Goal of the exercise: Below are some entries; reproduce them exactly and leave every picture out.

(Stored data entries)
-*-*-
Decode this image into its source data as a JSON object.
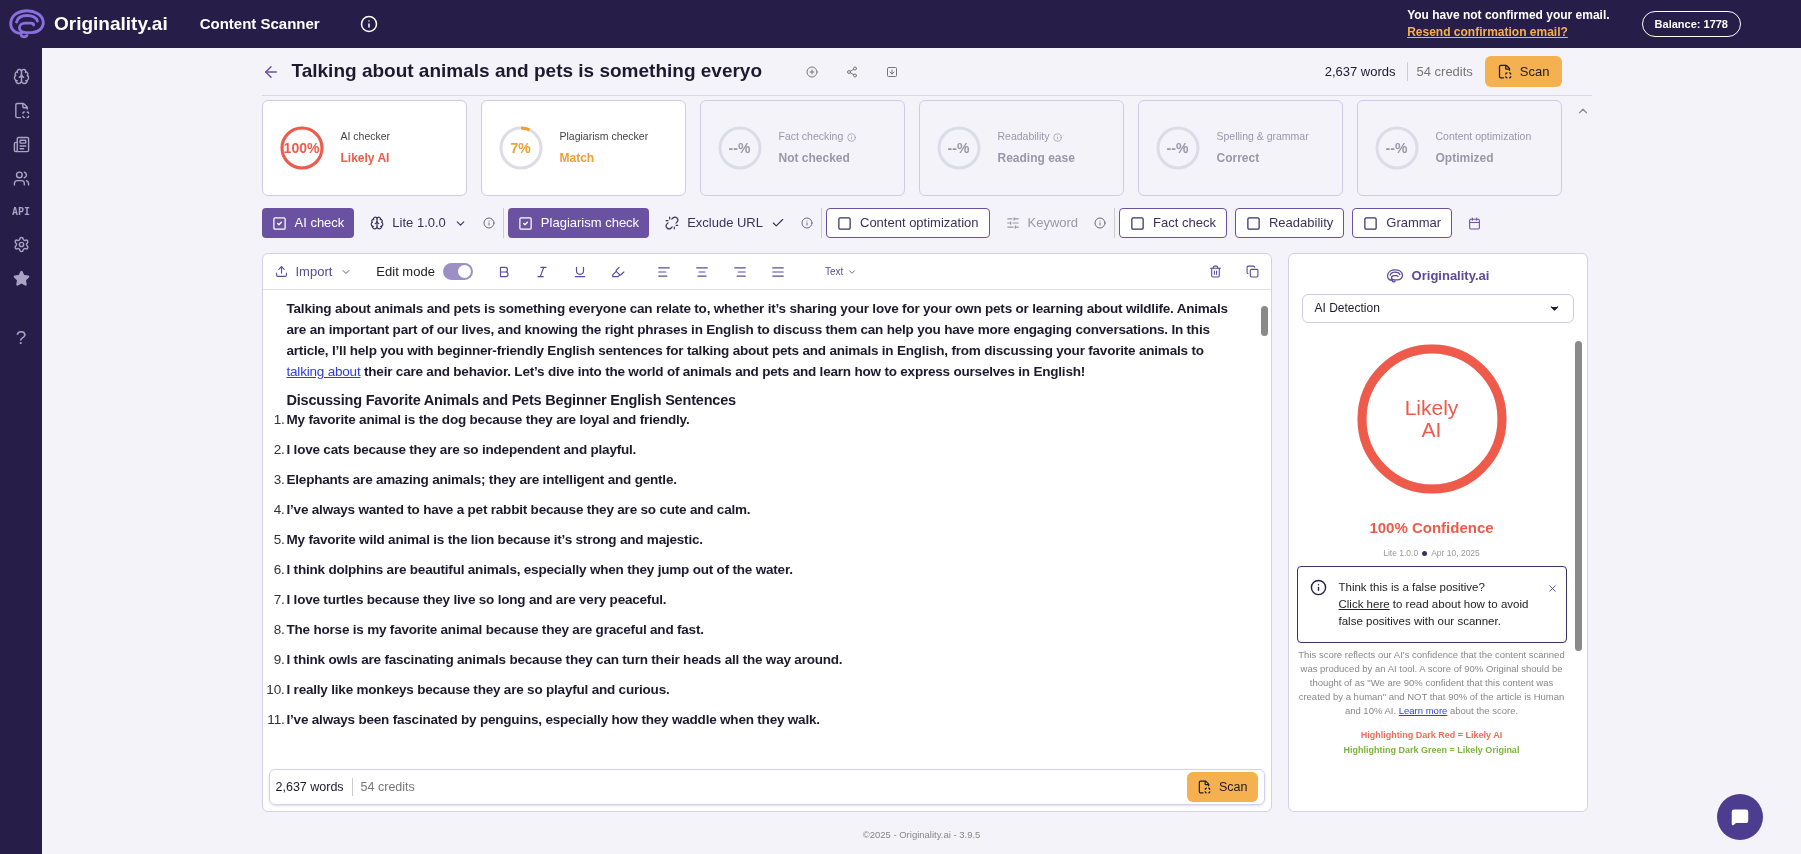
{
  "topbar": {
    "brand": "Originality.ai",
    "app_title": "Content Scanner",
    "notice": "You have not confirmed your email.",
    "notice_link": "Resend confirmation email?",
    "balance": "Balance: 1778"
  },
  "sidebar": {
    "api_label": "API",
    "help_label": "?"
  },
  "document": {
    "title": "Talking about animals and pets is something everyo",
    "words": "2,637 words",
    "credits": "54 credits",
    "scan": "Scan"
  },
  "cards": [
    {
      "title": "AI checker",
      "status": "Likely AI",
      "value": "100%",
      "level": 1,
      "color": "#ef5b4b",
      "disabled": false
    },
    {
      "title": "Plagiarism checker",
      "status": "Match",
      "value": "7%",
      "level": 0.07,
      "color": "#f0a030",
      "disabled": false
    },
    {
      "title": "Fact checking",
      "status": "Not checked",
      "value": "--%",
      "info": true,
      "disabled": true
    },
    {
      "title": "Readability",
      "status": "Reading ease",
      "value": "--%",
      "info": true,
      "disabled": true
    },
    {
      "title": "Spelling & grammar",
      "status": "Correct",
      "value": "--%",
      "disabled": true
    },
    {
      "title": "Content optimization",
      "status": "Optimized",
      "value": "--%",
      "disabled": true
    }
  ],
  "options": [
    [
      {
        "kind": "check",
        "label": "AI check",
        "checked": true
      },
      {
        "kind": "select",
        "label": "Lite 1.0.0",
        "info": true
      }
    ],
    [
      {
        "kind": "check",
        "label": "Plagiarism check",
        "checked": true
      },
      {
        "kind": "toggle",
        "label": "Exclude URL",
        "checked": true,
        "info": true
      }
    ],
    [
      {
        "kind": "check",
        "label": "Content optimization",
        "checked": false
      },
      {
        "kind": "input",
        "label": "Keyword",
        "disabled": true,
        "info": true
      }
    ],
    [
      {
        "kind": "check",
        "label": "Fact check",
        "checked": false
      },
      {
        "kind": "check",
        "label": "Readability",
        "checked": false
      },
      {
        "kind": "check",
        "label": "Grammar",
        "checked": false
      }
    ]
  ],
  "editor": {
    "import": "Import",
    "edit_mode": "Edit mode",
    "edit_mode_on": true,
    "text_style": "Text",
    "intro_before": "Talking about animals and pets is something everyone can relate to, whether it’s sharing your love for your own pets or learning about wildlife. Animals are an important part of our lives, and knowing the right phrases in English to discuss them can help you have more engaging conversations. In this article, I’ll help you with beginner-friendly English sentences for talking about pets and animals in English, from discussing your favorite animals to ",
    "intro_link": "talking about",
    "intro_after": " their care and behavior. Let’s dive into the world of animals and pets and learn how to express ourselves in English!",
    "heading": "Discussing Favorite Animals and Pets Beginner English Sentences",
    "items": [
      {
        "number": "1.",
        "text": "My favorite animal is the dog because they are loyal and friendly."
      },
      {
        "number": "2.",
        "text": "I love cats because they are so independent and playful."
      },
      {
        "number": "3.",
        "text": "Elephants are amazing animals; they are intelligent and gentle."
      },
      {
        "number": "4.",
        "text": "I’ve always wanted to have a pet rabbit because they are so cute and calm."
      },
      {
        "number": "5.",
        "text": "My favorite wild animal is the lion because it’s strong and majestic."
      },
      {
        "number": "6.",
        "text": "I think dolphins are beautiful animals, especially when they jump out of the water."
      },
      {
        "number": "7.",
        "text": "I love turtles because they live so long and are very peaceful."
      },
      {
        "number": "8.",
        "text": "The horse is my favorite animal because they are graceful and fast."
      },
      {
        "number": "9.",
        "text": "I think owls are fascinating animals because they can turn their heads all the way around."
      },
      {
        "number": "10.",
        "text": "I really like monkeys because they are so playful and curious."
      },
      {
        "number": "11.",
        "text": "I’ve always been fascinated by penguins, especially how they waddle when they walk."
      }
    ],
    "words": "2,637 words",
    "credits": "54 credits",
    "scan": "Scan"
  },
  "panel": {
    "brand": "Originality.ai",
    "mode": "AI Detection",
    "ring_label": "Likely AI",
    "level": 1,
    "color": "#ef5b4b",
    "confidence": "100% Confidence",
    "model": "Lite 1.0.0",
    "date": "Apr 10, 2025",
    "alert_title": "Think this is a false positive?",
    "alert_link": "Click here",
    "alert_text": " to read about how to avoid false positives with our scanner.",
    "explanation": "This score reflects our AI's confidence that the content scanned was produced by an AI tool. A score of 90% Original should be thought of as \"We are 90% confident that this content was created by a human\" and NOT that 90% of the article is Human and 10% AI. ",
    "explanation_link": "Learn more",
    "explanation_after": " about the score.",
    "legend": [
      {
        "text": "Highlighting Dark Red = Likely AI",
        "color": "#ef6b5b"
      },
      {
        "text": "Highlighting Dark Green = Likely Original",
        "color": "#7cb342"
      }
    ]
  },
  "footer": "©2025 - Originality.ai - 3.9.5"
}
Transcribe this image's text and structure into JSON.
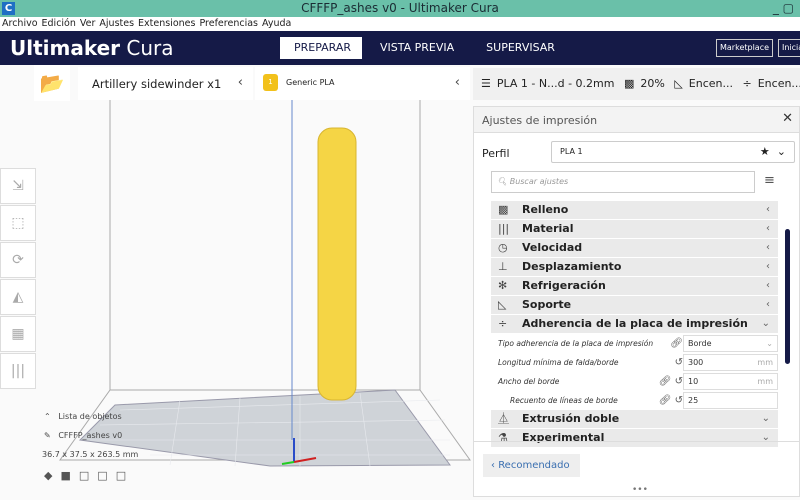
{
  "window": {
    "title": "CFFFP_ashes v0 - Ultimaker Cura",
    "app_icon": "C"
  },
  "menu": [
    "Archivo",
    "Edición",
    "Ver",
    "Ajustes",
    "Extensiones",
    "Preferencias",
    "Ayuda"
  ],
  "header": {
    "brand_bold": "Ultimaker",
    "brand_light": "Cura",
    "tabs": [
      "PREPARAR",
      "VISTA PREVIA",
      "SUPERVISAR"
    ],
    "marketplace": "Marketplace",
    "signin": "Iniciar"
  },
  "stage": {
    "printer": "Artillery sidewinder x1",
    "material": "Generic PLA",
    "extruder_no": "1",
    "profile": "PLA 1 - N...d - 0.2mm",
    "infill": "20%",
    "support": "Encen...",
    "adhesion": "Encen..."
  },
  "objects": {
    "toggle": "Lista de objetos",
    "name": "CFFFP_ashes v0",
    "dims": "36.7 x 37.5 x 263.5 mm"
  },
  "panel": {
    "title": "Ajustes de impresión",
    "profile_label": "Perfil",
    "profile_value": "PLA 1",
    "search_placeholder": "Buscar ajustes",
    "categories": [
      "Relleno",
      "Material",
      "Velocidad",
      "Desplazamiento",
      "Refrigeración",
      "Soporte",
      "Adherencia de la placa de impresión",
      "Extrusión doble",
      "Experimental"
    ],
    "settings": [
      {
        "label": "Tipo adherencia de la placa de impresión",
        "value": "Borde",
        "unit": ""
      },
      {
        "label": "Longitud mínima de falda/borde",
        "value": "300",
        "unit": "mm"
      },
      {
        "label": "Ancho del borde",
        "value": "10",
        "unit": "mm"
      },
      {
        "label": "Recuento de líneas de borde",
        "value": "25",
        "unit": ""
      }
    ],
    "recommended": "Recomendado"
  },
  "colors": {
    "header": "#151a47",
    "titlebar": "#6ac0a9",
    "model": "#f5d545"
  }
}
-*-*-
Exercise result:
Decode this image into its source data as a JSON object.
{
  "topbar": {
    "brand": "Originality.ai",
    "app_title": "Content Scanner",
    "notice": "You have not confirmed your email.",
    "notice_link": "Resend confirmation email?",
    "balance": "Balance: 1778"
  },
  "sidebar": {
    "api_label": "API",
    "help_label": "?"
  },
  "document": {
    "title": "Talking about animals and pets is something everyo",
    "words": "2,637 words",
    "credits": "54 credits",
    "scan": "Scan"
  },
  "cards": [
    {
      "title": "AI checker",
      "status": "Likely AI",
      "value": "100%",
      "level": 1,
      "color": "#ef5b4b",
      "disabled": false
    },
    {
      "title": "Plagiarism checker",
      "status": "Match",
      "value": "7%",
      "level": 0.07,
      "color": "#f0a030",
      "disabled": false
    },
    {
      "title": "Fact checking",
      "status": "Not checked",
      "value": "--%",
      "info": true,
      "disabled": true
    },
    {
      "title": "Readability",
      "status": "Reading ease",
      "value": "--%",
      "info": true,
      "disabled": true
    },
    {
      "title": "Spelling & grammar",
      "status": "Correct",
      "value": "--%",
      "disabled": true
    },
    {
      "title": "Content optimization",
      "status": "Optimized",
      "value": "--%",
      "disabled": true
    }
  ],
  "options": [
    [
      {
        "kind": "check",
        "label": "AI check",
        "checked": true
      },
      {
        "kind": "select",
        "label": "Lite 1.0.0",
        "info": true
      }
    ],
    [
      {
        "kind": "check",
        "label": "Plagiarism check",
        "checked": true
      },
      {
        "kind": "toggle",
        "label": "Exclude URL",
        "checked": true,
        "info": true
      }
    ],
    [
      {
        "kind": "check",
        "label": "Content optimization",
        "checked": false
      },
      {
        "kind": "input",
        "label": "Keyword",
        "disabled": true,
        "info": true
      }
    ],
    [
      {
        "kind": "check",
        "label": "Fact check",
        "checked": false
      },
      {
        "kind": "check",
        "label": "Readability",
        "checked": false
      },
      {
        "kind": "check",
        "label": "Grammar",
        "checked": false
      }
    ]
  ],
  "editor": {
    "import": "Import",
    "edit_mode": "Edit mode",
    "edit_mode_on": true,
    "text_style": "Text",
    "intro_before": "Talking about animals and pets is something everyone can relate to, whether it’s sharing your love for your own pets or learning about wildlife. Animals are an important part of our lives, and knowing the right phrases in English to discuss them can help you have more engaging conversations. In this article, I’ll help you with beginner-friendly English sentences for talking about pets and animals in English, from discussing your favorite animals to ",
    "intro_link": "talking about",
    "intro_after": " their care and behavior. Let’s dive into the world of animals and pets and learn how to express ourselves in English!",
    "heading": "Discussing Favorite Animals and Pets Beginner English Sentences",
    "items": [
      {
        "number": "1.",
        "text": "My favorite animal is the dog because they are loyal and friendly."
      },
      {
        "number": "2.",
        "text": "I love cats because they are so independent and playful."
      },
      {
        "number": "3.",
        "text": "Elephants are amazing animals; they are intelligent and gentle."
      },
      {
        "number": "4.",
        "text": "I’ve always wanted to have a pet rabbit because they are so cute and calm."
      },
      {
        "number": "5.",
        "text": "My favorite wild animal is the lion because it’s strong and majestic."
      },
      {
        "number": "6.",
        "text": "I think dolphins are beautiful animals, especially when they jump out of the water."
      },
      {
        "number": "7.",
        "text": "I love turtles because they live so long and are very peaceful."
      },
      {
        "number": "8.",
        "text": "The horse is my favorite animal because they are graceful and fast."
      },
      {
        "number": "9.",
        "text": "I think owls are fascinating animals because they can turn their heads all the way around."
      },
      {
        "number": "10.",
        "text": "I really like monkeys because they are so playful and curious."
      },
      {
        "number": "11.",
        "text": "I’ve always been fascinated by penguins, especially how they waddle when they walk."
      }
    ],
    "words": "2,637 words",
    "credits": "54 credits",
    "scan": "Scan"
  },
  "panel": {
    "brand": "Originality.ai",
    "mode": "AI Detection",
    "ring_label": "Likely AI",
    "level": 1,
    "color": "#ef5b4b",
    "confidence": "100% Confidence",
    "model": "Lite 1.0.0",
    "date": "Apr 10, 2025",
    "alert_title": "Think this is a false positive?",
    "alert_link": "Click here",
    "alert_text": " to read about how to avoid false positives with our scanner.",
    "explanation": "This score reflects our AI's confidence that the content scanned was produced by an AI tool. A score of 90% Original should be thought of as \"We are 90% confident that this content was created by a human\" and NOT that 90% of the article is Human and 10% AI. ",
    "explanation_link": "Learn more",
    "explanation_after": " about the score.",
    "legend": [
      {
        "text": "Highlighting Dark Red = Likely AI",
        "color": "#ef6b5b"
      },
      {
        "text": "Highlighting Dark Green = Likely Original",
        "color": "#7cb342"
      }
    ]
  },
  "footer": "©2025 - Originality.ai - 3.9.5"
}
Transcribe this image's text and structure into JSON.
{
  "window": {
    "title": "CFFFP_ashes v0 - Ultimaker Cura",
    "app_icon": "C"
  },
  "menu": [
    "Archivo",
    "Edición",
    "Ver",
    "Ajustes",
    "Extensiones",
    "Preferencias",
    "Ayuda"
  ],
  "header": {
    "brand_bold": "Ultimaker",
    "brand_light": "Cura",
    "tabs": [
      "PREPARAR",
      "VISTA PREVIA",
      "SUPERVISAR"
    ],
    "marketplace": "Marketplace",
    "signin": "Iniciar"
  },
  "stage": {
    "printer": "Artillery sidewinder x1",
    "material": "Generic PLA",
    "extruder_no": "1",
    "profile": "PLA 1 - N...d - 0.2mm",
    "infill": "20%",
    "support": "Encen...",
    "adhesion": "Encen..."
  },
  "objects": {
    "toggle": "Lista de objetos",
    "name": "CFFFP_ashes v0",
    "dims": "36.7 x 37.5 x 263.5 mm"
  },
  "panel": {
    "title": "Ajustes de impresión",
    "profile_label": "Perfil",
    "profile_value": "PLA 1",
    "search_placeholder": "Buscar ajustes",
    "categories": [
      "Relleno",
      "Material",
      "Velocidad",
      "Desplazamiento",
      "Refrigeración",
      "Soporte",
      "Adherencia de la placa de impresión",
      "Extrusión doble",
      "Experimental"
    ],
    "settings": [
      {
        "label": "Tipo adherencia de la placa de impresión",
        "value": "Borde",
        "unit": ""
      },
      {
        "label": "Longitud mínima de falda/borde",
        "value": "300",
        "unit": "mm"
      },
      {
        "label": "Ancho del borde",
        "value": "10",
        "unit": "mm"
      },
      {
        "label": "Recuento de líneas de borde",
        "value": "25",
        "unit": ""
      }
    ],
    "recommended": "Recomendado"
  },
  "colors": {
    "header": "#151a47",
    "titlebar": "#6ac0a9",
    "model": "#f5d545"
  }
}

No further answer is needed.